HOW IT WORKS
The Health Care Home (HCH) programme is a patient-centred model of care delivered in a general practice setting. Proactive care for patients with high needs is one of the four key domains of the programme, with a focus on patient self-management and empowerment to achieve a key outcome of reducing acute hospitalisation and avoidable morbidity. The top seven percent of adults at risk of hospital admission within the next six months are identified using a risk stratification algorithm. In addition to this, at-risk people are identified through clinical judgment and escalation triggers. Each person within the cohort has a designated Care Plan Coordinator, mostly primary care nurses. These coordinators are responsible for the initial patient assessment during which a validated self-management questionnaire is used to develop an annual “Year of Care” plan in partnership with the patient. A team-based approach is central to the HCH programme. For the most complex individuals, this includes input from a multi-disciplinary team, consisting of social workers, clinical pharmacists, physiotherapists, community-based nurses, and other kinds of service providers.
HCH was rolled out across Compass Health PHO in staged tranches beginning July 2016, with 26 out of 60 practices currently in the programme. This represents 188,252 enrolled patients, of which at least 3,760 will have completed a Year of Care plan. Data are collected for external reporting to the regional District Health Board (DHB) every two months. Data are also collected to inform practices of their progress against programme requirements over time. In July 2016, an evaluation of the programme was carried out by an independent Crown entity, which found that the HCH model, delivered in primary care, resulted in a statistically significant reduction in Emergency Department admissions. A 2018 evaluation found that the Health Care Home model had a positive impact on both primary and acute health care systems.

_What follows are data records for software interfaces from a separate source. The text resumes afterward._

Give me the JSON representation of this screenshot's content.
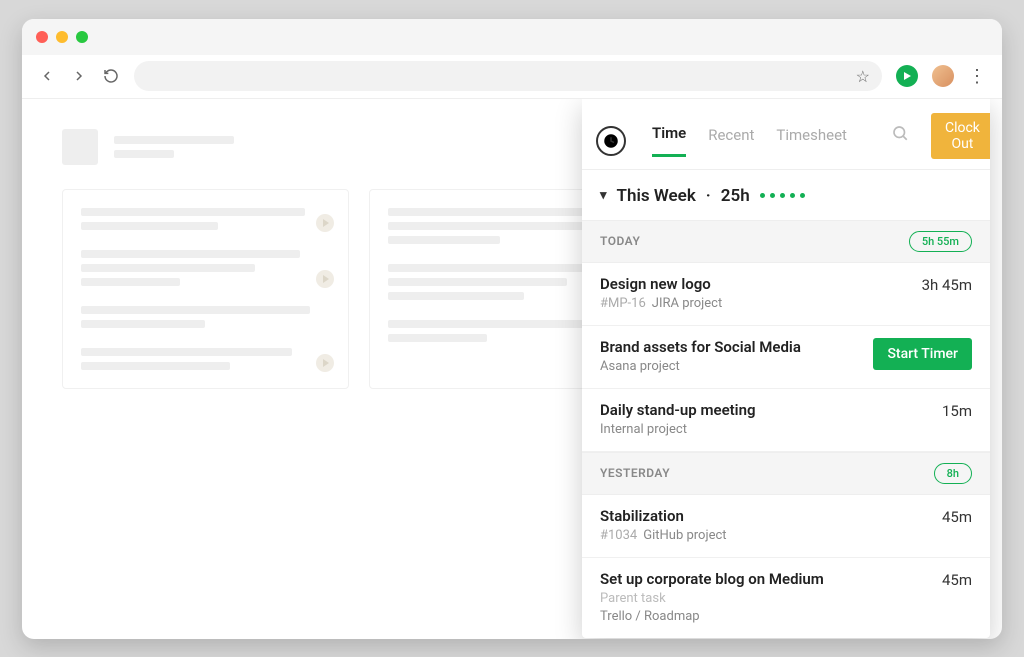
{
  "tabs": {
    "time": "Time",
    "recent": "Recent",
    "timesheet": "Timesheet"
  },
  "clock_out": "Clock Out",
  "week": {
    "label": "This Week",
    "separator": "·",
    "total": "25h"
  },
  "sections": [
    {
      "label": "TODAY",
      "total": "5h 55m",
      "entries": [
        {
          "title": "Design new logo",
          "tag": "#MP-16",
          "project": "JIRA project",
          "duration": "3h 45m",
          "action": null
        },
        {
          "title": "Brand assets for Social Media",
          "tag": null,
          "project": "Asana project",
          "duration": null,
          "action": "Start Timer"
        },
        {
          "title": "Daily stand-up meeting",
          "tag": null,
          "project": "Internal project",
          "duration": "15m",
          "action": null
        }
      ]
    },
    {
      "label": "YESTERDAY",
      "total": "8h",
      "entries": [
        {
          "title": "Stabilization",
          "tag": "#1034",
          "project": "GitHub project",
          "duration": "45m",
          "action": null
        },
        {
          "title": "Set up corporate blog on Medium",
          "tag": null,
          "parent": "Parent task",
          "project": "Trello / Roadmap",
          "duration": "45m",
          "action": null
        }
      ]
    }
  ]
}
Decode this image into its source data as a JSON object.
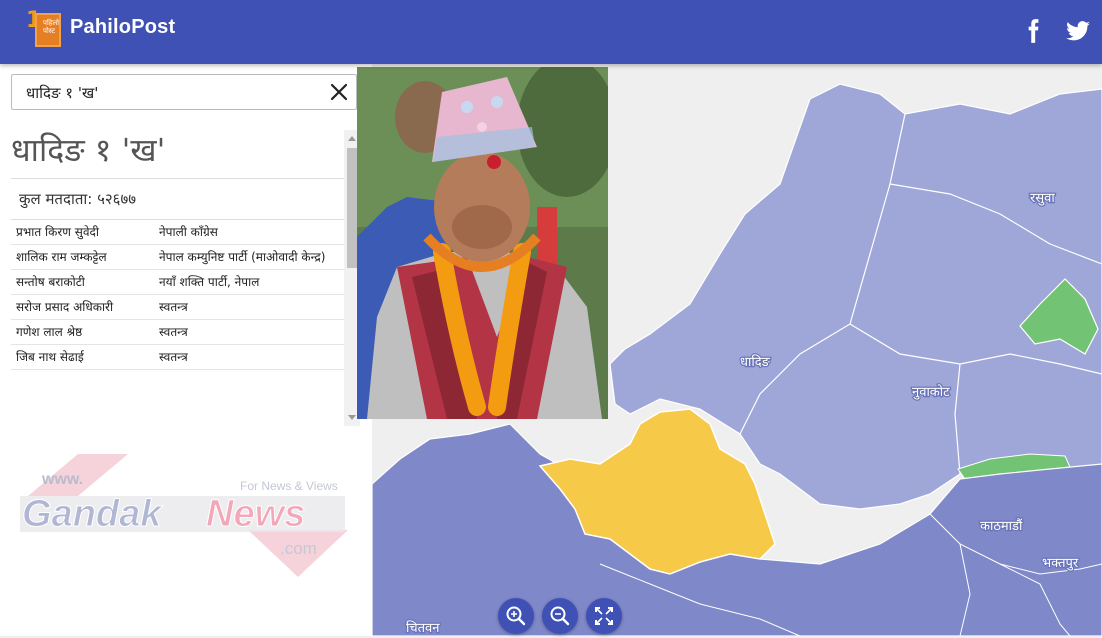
{
  "header": {
    "brand": "PahiloPost",
    "logo_text": "पहिलो पोस्ट",
    "brand_color": "#3f51b5",
    "icons": [
      "facebook-icon",
      "twitter-icon"
    ]
  },
  "search": {
    "value": "धादिङ १ 'ख'",
    "clear_icon": "close-icon"
  },
  "constituency": {
    "title": "धादिङ १ 'ख'",
    "voters": "कुल मतदाता: ५२६७७",
    "candidates": [
      {
        "name": "प्रभात किरण सुवेदी",
        "party": "नेपाली काँग्रेस"
      },
      {
        "name": "शालिक राम जम्कट्टेल",
        "party": "नेपाल कम्युनिष्ट पार्टी (माओवादी केन्द्र)"
      },
      {
        "name": "सन्तोष बराकोटी",
        "party": "नयाँ शक्ति पार्टी, नेपाल"
      },
      {
        "name": "सरोज प्रसाद अधिकारी",
        "party": "स्वतन्त्र"
      },
      {
        "name": "गणेश लाल श्रेष्ठ",
        "party": "स्वतन्त्र"
      },
      {
        "name": "जिब नाथ सेढाई",
        "party": "स्वतन्त्र"
      }
    ]
  },
  "watermark": {
    "www": "www.",
    "name1": "Gandak",
    "name2": "News",
    "tld": ".com",
    "tagline": "For News & Views"
  },
  "map": {
    "labels": {
      "rasuwa": "रसुवा",
      "dhading": "धादिङ",
      "nuwakot": "नुवाकोट",
      "kathmandu": "काठमाडौं",
      "bhaktapur": "भक्तपुर",
      "chitwan": "चितवन"
    },
    "colors": {
      "light": "#9fa7d8",
      "dark": "#7f88c9",
      "selected": "#f7c948",
      "green": "#72c374"
    }
  },
  "controls": {
    "icons": [
      "zoom-in-icon",
      "zoom-out-icon",
      "fullscreen-icon"
    ]
  }
}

HCH emphasizes the use of an extended primary care team, including the roles of primary care practice assistants and clinical pharmacists. A care coordinator identifies which clinical providers (including those employed by other agencies) should be involved in a multi-disciplinary meeting held at the general practitioner (GP) practice.
The program provides training to patients in shared decision-making processes as well as nurse-run self-management courses. Patients are provided with a portal that allows them to engage with their clinical provider, see clinical notes and book appointments. Patients are engaged in care planning and defining their goals. The program is developing shared group medical consultations with a facilitator and a GP. Caregivers are invited to participate in developing the Year of Care plan. Caregiver engagement has been identified as an area that needs improvement, and HCH is exploring the approach of using health coaches to help support this activity.
A group that includes representatives from the Primary Health Organization (PHOs), the DHB, clinicians, and managerial staff meet monthly to review progress and assess achievement of quarterly and annual plans. A national HCH collaborative brings together local teams that are implementing this care model. This unusual structure bridges local, regional, and national funders and providers.
GP practices that join HCH receive per capita funding, with the funding jointly provided by their PHO and the DHB. In addition to the per capita payments, practices receive start-up funding to provide support for the change-management process. Lastly, GP practices receive funding as an incentive to prevent emergency department admissions.
Contact: Molly Chandler
Additional information on impact: Evaluation report, http://www.compasshealth.org.nz/Portals/0/HCH/HCH%20Second%20Year%20Reflections.pdf